West Africa experienced several highs and lows in 2015 in its fight against Ebola.
There was elation when Liberia was declared Ebola-free in May, but defeat when it returned and claimed more victims, although the virus was quickly suppressed. Sierra Leone was declared Ebola-free in November.
In December, two years after a toddler died in the forested region of Guinea, the World Health Organisation declared that country free of Ebola.
Dr. Bruce Aylward, the WHO’s special representative for Ebola, made the announcement just before the year’s end.
“As of today, for the first time in two years, we can say that all three countries have stopped the original chains of transmission,” he said.
In a news release, he cautioned that the coming months would be “absolutely critical.” The release said, “The time-limited persistence of virus in survivors, which may give rise to new Ebola flares in 2016, makes it imperative that partners continue to support these countries.”
Ready to respond
The WHO said it would maintain surveillance and outbreak response teams in the three countries through 2016. Ebola killed more than 11,000 people and sickened more than 28,000 across 10 countries, but the majority of the victims were in Guinea, Liberia and Sierra Leone.
Experts like Dr. Anthony Fauci at the National Institutes of Health warn that the virus can re-emerge. “All of us in the public health sector believe that there will be other Ebola outbreaks, and that’s the reason why we need to be prepared,” he told VOA.
Dr. Tom Frieden, head of the U.S. Centers for Disease Control and Prevention, said in an interview in 2014 that when all was said and done, the goal was to leave Guinea, Liberia and Sierra Leone with stronger health systems.
“What we hope will happen coming out of this is that we not only stop this outbreak, but that we put into place the labs, staff and emergency response capacity to stop the next Ebola or the next health threat,” Frieden said.
Following the WHO statement, Frieden described the development as a “tremendous achievement for Guineans and all the partners who helped them reach this milestone.”
Frieden, too, cautioned that even in the celebration of Ebola’s defeat, “we must not let down our guard. It is important to build an even stronger public health system ready for possible future cases of Ebola, and work to prevent and control other diseases.”

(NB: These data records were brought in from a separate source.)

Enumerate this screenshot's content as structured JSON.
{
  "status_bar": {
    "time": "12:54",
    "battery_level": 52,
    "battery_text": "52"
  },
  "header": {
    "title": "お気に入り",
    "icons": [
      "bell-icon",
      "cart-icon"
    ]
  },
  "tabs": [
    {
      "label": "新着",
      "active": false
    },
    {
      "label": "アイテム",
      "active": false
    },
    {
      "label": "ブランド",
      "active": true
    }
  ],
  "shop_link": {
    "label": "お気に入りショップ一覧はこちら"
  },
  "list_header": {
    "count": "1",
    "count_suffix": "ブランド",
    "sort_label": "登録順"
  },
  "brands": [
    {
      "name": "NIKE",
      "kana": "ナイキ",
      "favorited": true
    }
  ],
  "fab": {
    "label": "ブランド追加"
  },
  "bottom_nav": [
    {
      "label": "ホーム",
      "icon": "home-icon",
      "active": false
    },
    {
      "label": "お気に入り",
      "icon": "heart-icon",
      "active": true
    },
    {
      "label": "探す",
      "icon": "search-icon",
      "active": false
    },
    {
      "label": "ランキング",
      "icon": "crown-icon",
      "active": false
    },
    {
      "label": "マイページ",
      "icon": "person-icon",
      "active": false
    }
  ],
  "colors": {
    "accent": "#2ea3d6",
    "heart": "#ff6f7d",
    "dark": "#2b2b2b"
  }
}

Vaccine now available
Experts agreed that there may be a few flare-ups with a small number of cases, but they do not expect another epidemic because now there’s a vaccine that can stop Ebola.
No scientist likes to say something is 100 percent effective, but Dr. John-Arne Røttingen of the Norwegian Institute of Public Health said, “Based on the number of individuals and the number of cases that we have seen, there is 100 percent protection in those vaccinated” against Ebola. Røttingen was one of the co-authors of the rVSV-ZEBOV Ebola vaccine trial that started in early 2015.
In the case of future Ebola flare-ups, health officials plan to vaccinate all of a patient’s contacts, and then the contacts of those people, if warranted.
The World Health Organization says its goal now is to revitalize key public health programs in the three countries, especially in the areas of maternal and child health.
Separately, the World Bank Group announced it has mobilized $1.62 billion in financing for Ebola response and recovery efforts. World Bank Group President Jim Yong Kim issued a statement saying the organization is committed to help Guinea, Sierra Leone and Liberia rebuild their economies and strengthen their health systems.
“We will do everything we can to help these countries and the world prevent another deadly pandemic,” the statement said.
Culled from Development Diaries